BERLIN - More than 70 years after the Berlin Zoo forced Jewish shareholders out of its ranks, the institution is trying to come clean about its own dark chapter during the Nazi era.
A Berlin historian is combing through thousands of names to identify members made to sell their shares back to the zoo at a loss under the Third Reich, and has begun tracking down their descendants ahead of publishing her findings.
"Jews were very important for the zoo," said historian Monika Schmidt, who estimates up to a quarter of the zoo's 4,000 shareholders in the 1930s were Jewish.
"But they were pushed out step by step by the zoo itself, before the Nazi state asked any institution to do those things," Schmidt told AFP.
Zoo shareholders did not receive dividends, but their families enjoyed free entry and the prestige of supporting an important social institution.
Their exclusion is just one example of how Jews were pushed out of public life in 1930s Germany and stripped of their assets.
"Today, the zoo is just a zoo, with animals to watch," said Schmidt, with the Center for Research on Antisemitism in Berlin.
"But in former times, the zoo was a very important meeting place for the city."
As part of her research Schmidt found Jochanan Asriel, 89, whose grandfather was a shareholder.
As a boy, Asriel lived close enough to ride his bike to the zoo's playground.

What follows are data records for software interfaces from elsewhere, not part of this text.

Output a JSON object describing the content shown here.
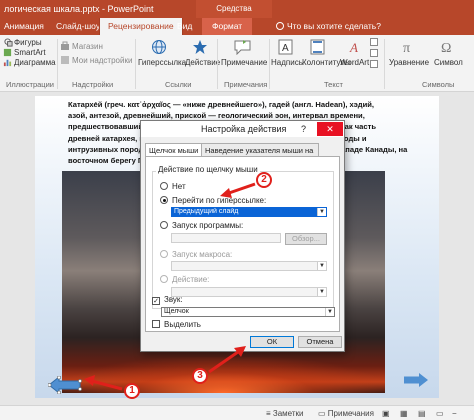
{
  "titlebar": {
    "title": "логическая шкала.pptx - PowerPoint",
    "context_group": "Средства рисования"
  },
  "tabs": [
    "Анимация",
    "Слайд-шоу",
    "Рецензирование",
    "Вид",
    "Формат"
  ],
  "tell_me": "Что вы хотите сделать?",
  "ribbon": {
    "figures": "Фигуры",
    "smartart": "SmartArt",
    "diagram": "Диаграмма",
    "store": "Магазин",
    "my_addins": "Мои надстройки",
    "hyperlink": "Гиперссылка",
    "action": "Действие",
    "comment": "Примечание",
    "textbox": "Надпись",
    "header_footer": "Колонтитулы",
    "wordart": "WordArt",
    "equation": "Уравнение",
    "symbol": "Символ",
    "groups": {
      "illustrations": "Иллюстрации",
      "addins": "Надстройки",
      "links": "Ссылки",
      "comments": "Примечания",
      "text": "Текст",
      "symbols": "Символы"
    }
  },
  "slide": {
    "lines": [
      "Катархе́й (греч. κατ᾽ἀρχαῖος — «ниже древнейшего»), гадей (англ. Hadean), хэдий,",
      "азой, антезой, древнейший, приской — геологический эон, интервал времени,",
      "предшествовавший архею. Катархей на сегодняшний день выделяется как часть",
      "древней катархея, который завершился около 3,8–4 млрд лет назад. Породы и",
      "интрузивных пород катархея немногочисленны, их находят на северо-западе Канады, на",
      "восточном берегу Гренландии"
    ]
  },
  "dialog": {
    "title": "Настройка действия",
    "help": "?",
    "close": "✕",
    "tab_click": "Щелчок мыши",
    "tab_hover": "Наведение указателя мыши на",
    "group_label": "Действие по щелчку мыши",
    "opt_none": "Нет",
    "opt_hyperlink": "Перейти по гиперссылке:",
    "hyperlink_value": "Предыдущий слайд",
    "opt_program": "Запуск программы:",
    "browse": "Обзор...",
    "opt_macro": "Запуск макроса:",
    "opt_action": "Действие:",
    "sound_label": "Звук:",
    "sound_value": "Щелчок",
    "highlight_label": "Выделить",
    "ok": "ОК",
    "cancel": "Отмена"
  },
  "callouts": [
    "1",
    "2",
    "3"
  ],
  "statusbar": {
    "notes": "Заметки",
    "comments": "Примечания"
  },
  "colors": {
    "accent": "#b7472a",
    "callout": "#e0201b",
    "selection": "#0a64d6",
    "slide_arrow": "#4f8fd1"
  }
}
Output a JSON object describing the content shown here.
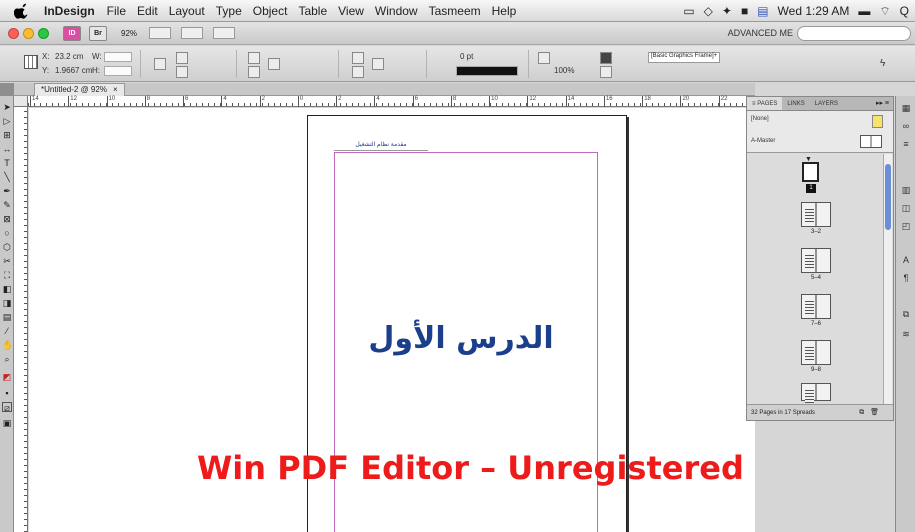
{
  "menubar": {
    "app_name": "InDesign",
    "items": [
      "File",
      "Edit",
      "Layout",
      "Type",
      "Object",
      "Table",
      "View",
      "Window",
      "Tasmeem",
      "Help"
    ],
    "clock": "Wed 1:29 AM"
  },
  "appbar": {
    "badges": [
      "ID",
      "Br"
    ],
    "zoom": "92%",
    "workspace": "ADVANCED ME",
    "search_placeholder": "",
    "traffic_colors": [
      "#ff5f57",
      "#ffbd2e",
      "#28c940"
    ]
  },
  "control": {
    "x_label": "X:",
    "x_value": "23.2 cm",
    "y_label": "Y:",
    "y_value": "1.9667 cm",
    "w_label": "W:",
    "h_label": "H:",
    "stroke_weight": "0 pt",
    "opacity": "100%",
    "frame_style": "[Basic Graphics Frame]+"
  },
  "document": {
    "tab_title": "*Untitled-2 @ 92%",
    "tab_close": "×",
    "ruler_ticks": [
      "14",
      "12",
      "10",
      "8",
      "6",
      "4",
      "2",
      "0",
      "2",
      "4",
      "6",
      "8",
      "10",
      "12",
      "14",
      "16",
      "18",
      "20",
      "22"
    ],
    "header_text": "مقدمة نظام التشغيل",
    "lesson_title": "الدرس الأول",
    "accent_color": "#1c3f8c"
  },
  "watermark": {
    "text": "Win PDF Editor – Unregistered",
    "color": "#ee1b1b"
  },
  "pages_panel": {
    "tabs": [
      "PAGES",
      "LINKS",
      "LAYERS"
    ],
    "tab_prefix": "≡",
    "menu_glyph": "▸▸ ≡",
    "master_none": "[None]",
    "master_a": "A-Master",
    "first_page_number": "1",
    "spread_labels": [
      "3–2",
      "5–4",
      "7–6",
      "9–8"
    ],
    "status": "32 Pages in 17 Spreads"
  },
  "icons": {
    "apple": "apple-icon",
    "search": "search-icon",
    "wifi": "wifi-icon",
    "volume": "volume-icon",
    "battery": "battery-icon"
  }
}
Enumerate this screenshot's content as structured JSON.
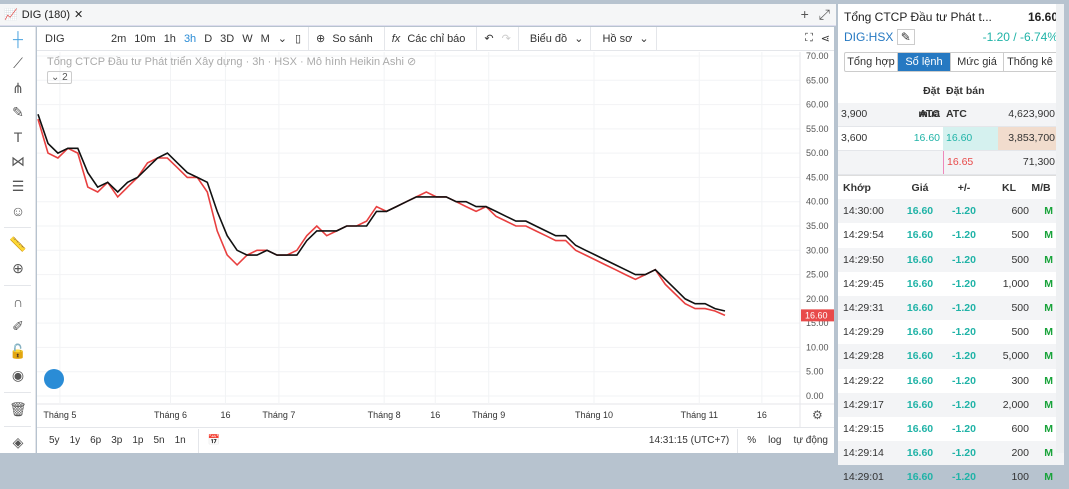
{
  "tab": {
    "title": "DIG (180)",
    "close": "✕",
    "plus": "+",
    "expand": "⤢"
  },
  "toolbar": {
    "symbol": "DIG",
    "intervals": [
      "2m",
      "10m",
      "1h",
      "3h",
      "D",
      "3D",
      "W",
      "M"
    ],
    "active_interval": "3h",
    "compare": "So sánh",
    "indicators": "Các chỉ báo",
    "chart_type": "Biểu đồ",
    "profile": "Hồ sơ"
  },
  "legend": {
    "title": "Tổng CTCP Đầu tư Phát triển Xây dựng · 3h · HSX · Mô hình Heikin Ashi",
    "collapse": "2"
  },
  "bottom": {
    "ranges": [
      "5y",
      "1y",
      "6p",
      "3p",
      "1p",
      "5n",
      "1n"
    ],
    "time": "14:31:15 (UTC+7)",
    "percent": "%",
    "log": "log",
    "auto": "tự động"
  },
  "chart_data": {
    "type": "line",
    "title": "Tổng CTCP Đầu tư Phát triển Xây dựng · 3h · HSX · Mô hình Heikin Ashi",
    "ylim": [
      0,
      70
    ],
    "yticks": [
      "70.00",
      "65.00",
      "60.00",
      "55.00",
      "50.00",
      "45.00",
      "40.00",
      "35.00",
      "30.00",
      "25.00",
      "20.00",
      "15.00",
      "10.00",
      "5.00",
      "0.00"
    ],
    "xticks": [
      {
        "label": "Tháng 5",
        "pos": 0.03
      },
      {
        "label": "Tháng 6",
        "pos": 0.175
      },
      {
        "label": "16",
        "pos": 0.247
      },
      {
        "label": "Tháng 7",
        "pos": 0.317
      },
      {
        "label": "Tháng 8",
        "pos": 0.455
      },
      {
        "label": "16",
        "pos": 0.522
      },
      {
        "label": "Tháng 9",
        "pos": 0.592
      },
      {
        "label": "Tháng 10",
        "pos": 0.73
      },
      {
        "label": "Tháng 11",
        "pos": 0.868
      },
      {
        "label": "16",
        "pos": 0.95
      }
    ],
    "last_price": "16.60",
    "last_color": "#e84a4a",
    "series": [
      {
        "name": "black",
        "color": "#111111",
        "values": [
          58,
          52,
          50,
          51,
          51,
          46,
          43,
          44,
          42,
          44,
          45,
          47,
          49,
          50,
          48,
          46,
          45,
          44,
          38,
          33,
          30,
          29,
          29,
          30,
          29,
          29,
          29,
          32,
          34,
          34,
          34,
          35,
          35,
          35,
          38,
          38,
          39,
          40,
          41,
          41,
          41,
          41,
          40,
          40,
          39,
          39,
          38,
          37,
          36,
          36,
          35,
          34,
          33,
          33,
          31,
          30,
          29,
          28,
          27,
          26,
          25,
          25,
          26,
          24,
          22,
          20,
          19,
          19,
          18,
          17.5
        ]
      },
      {
        "name": "red",
        "color": "#e84040",
        "values": [
          57,
          50,
          49,
          51,
          50,
          43,
          42,
          44,
          41,
          43,
          45,
          48,
          49,
          49,
          47,
          45,
          45,
          42,
          34,
          29,
          27,
          29,
          30,
          30,
          29,
          29,
          30,
          33,
          35,
          33,
          34,
          35,
          35,
          36,
          39,
          38,
          39,
          40,
          41,
          42,
          41,
          41,
          40,
          39,
          38,
          39,
          37,
          36,
          35,
          35,
          34,
          33,
          32,
          32,
          30,
          29,
          28,
          27,
          26,
          25,
          24,
          25,
          26,
          23,
          21,
          19,
          18,
          18,
          17.5,
          16.6
        ]
      }
    ]
  },
  "quote": {
    "name": "Tổng CTCP Đầu tư Phát t...",
    "price": "16.60",
    "symbol": "DIG:HSX",
    "change": "-1.20 / -6.74%",
    "tabs": [
      "Tổng hợp",
      "Sổ lệnh",
      "Mức giá",
      "Thống kê"
    ],
    "active_tab": "Sổ lệnh"
  },
  "orderbook": {
    "headers": [
      "",
      "Đặt mua",
      "Đặt bán",
      ""
    ],
    "rows": [
      [
        "3,900",
        "ATC",
        "ATC",
        "4,623,900"
      ],
      [
        "3,600",
        "16.60",
        "16.60",
        "3,853,700"
      ],
      [
        "",
        "",
        "16.65",
        "71,300"
      ]
    ]
  },
  "trades": {
    "headers": [
      "Khớp",
      "Giá",
      "+/-",
      "KL",
      "M/B"
    ],
    "rows": [
      [
        "14:30:00",
        "16.60",
        "-1.20",
        "600",
        "M"
      ],
      [
        "14:29:54",
        "16.60",
        "-1.20",
        "500",
        "M"
      ],
      [
        "14:29:50",
        "16.60",
        "-1.20",
        "500",
        "M"
      ],
      [
        "14:29:45",
        "16.60",
        "-1.20",
        "1,000",
        "M"
      ],
      [
        "14:29:31",
        "16.60",
        "-1.20",
        "500",
        "M"
      ],
      [
        "14:29:29",
        "16.60",
        "-1.20",
        "500",
        "M"
      ],
      [
        "14:29:28",
        "16.60",
        "-1.20",
        "5,000",
        "M"
      ],
      [
        "14:29:22",
        "16.60",
        "-1.20",
        "300",
        "M"
      ],
      [
        "14:29:17",
        "16.60",
        "-1.20",
        "2,000",
        "M"
      ],
      [
        "14:29:15",
        "16.60",
        "-1.20",
        "600",
        "M"
      ],
      [
        "14:29:14",
        "16.60",
        "-1.20",
        "200",
        "M"
      ],
      [
        "14:29:01",
        "16.60",
        "-1.20",
        "100",
        "M"
      ]
    ]
  }
}
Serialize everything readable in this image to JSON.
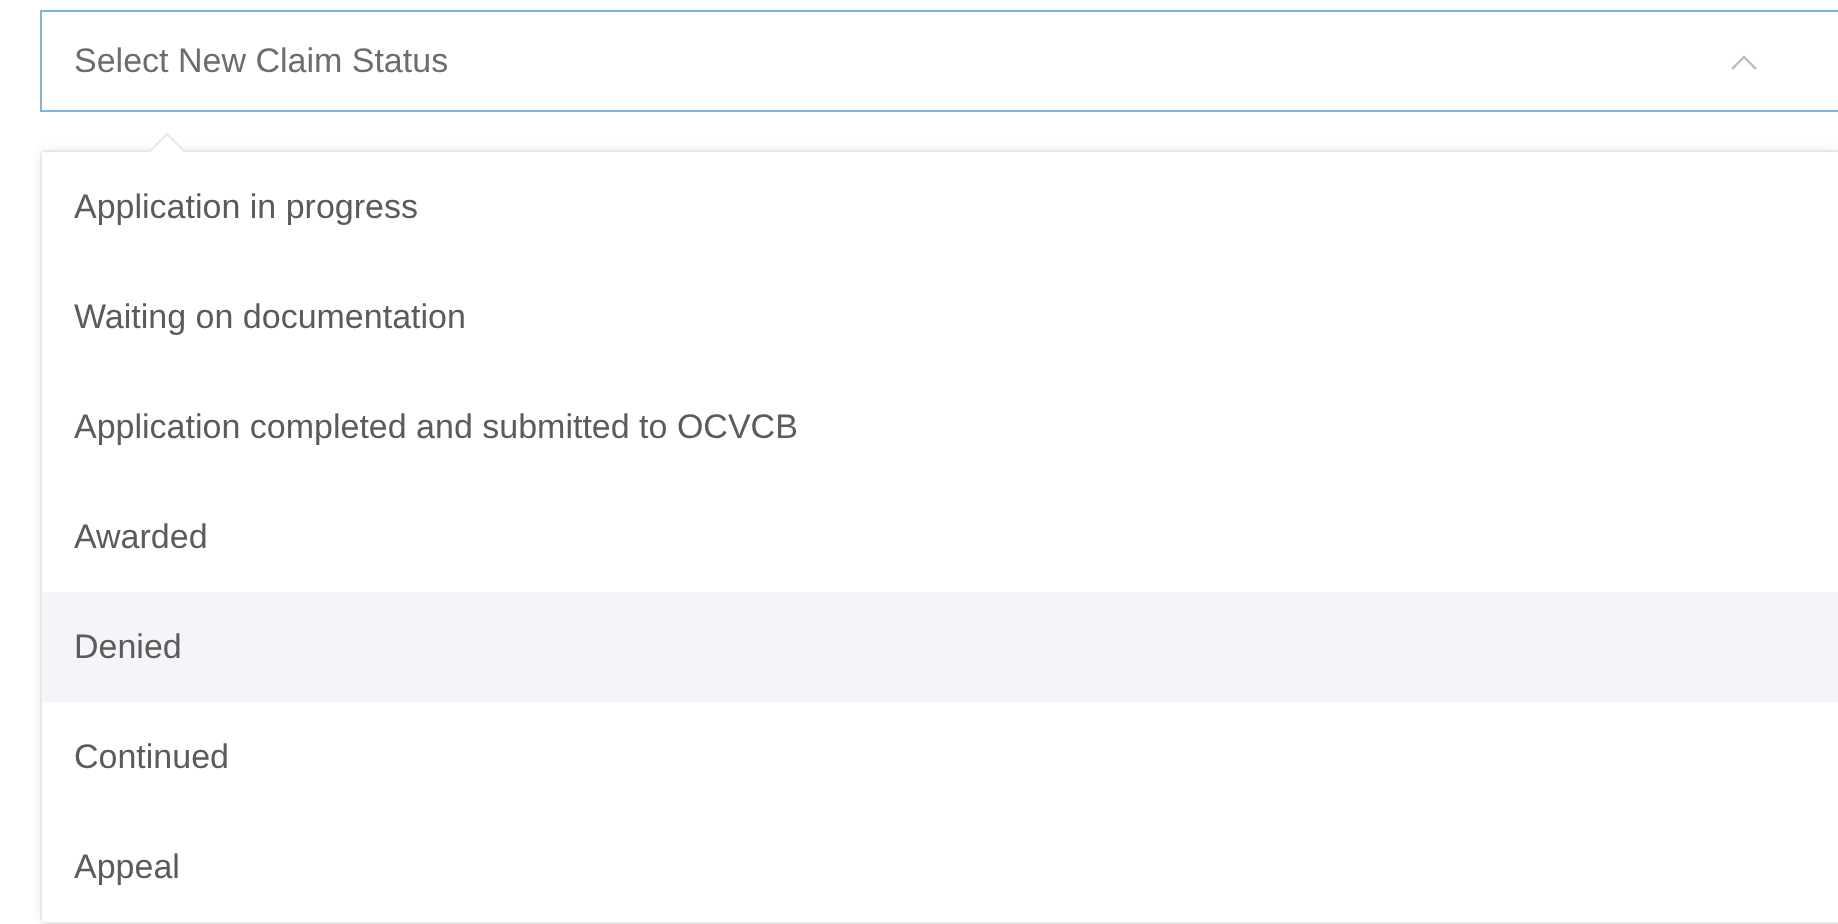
{
  "select": {
    "placeholder": "Select New Claim Status",
    "expanded": true
  },
  "options": [
    {
      "label": "Application in progress",
      "selected": false
    },
    {
      "label": "Waiting on documentation",
      "selected": false
    },
    {
      "label": "Application completed and submitted to OCVCB",
      "selected": false
    },
    {
      "label": "Awarded",
      "selected": false
    },
    {
      "label": "Denied",
      "selected": true
    },
    {
      "label": "Continued",
      "selected": false
    },
    {
      "label": "Appeal",
      "selected": false
    }
  ]
}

"I went there every day in the afternoon, and there was a big coffee house in the open, where they served beer," Asriel told AFP by phone. "Every day there was another orchestra playing."
Asriel fled Germany as a teenager in 1939 and now lives in Haifa, Israel.
"I remember all the animals, and I remember where they were placed," Asriel said.
"I don't remember what I ate yesterday, but what I remember from the zoo, I remember very well."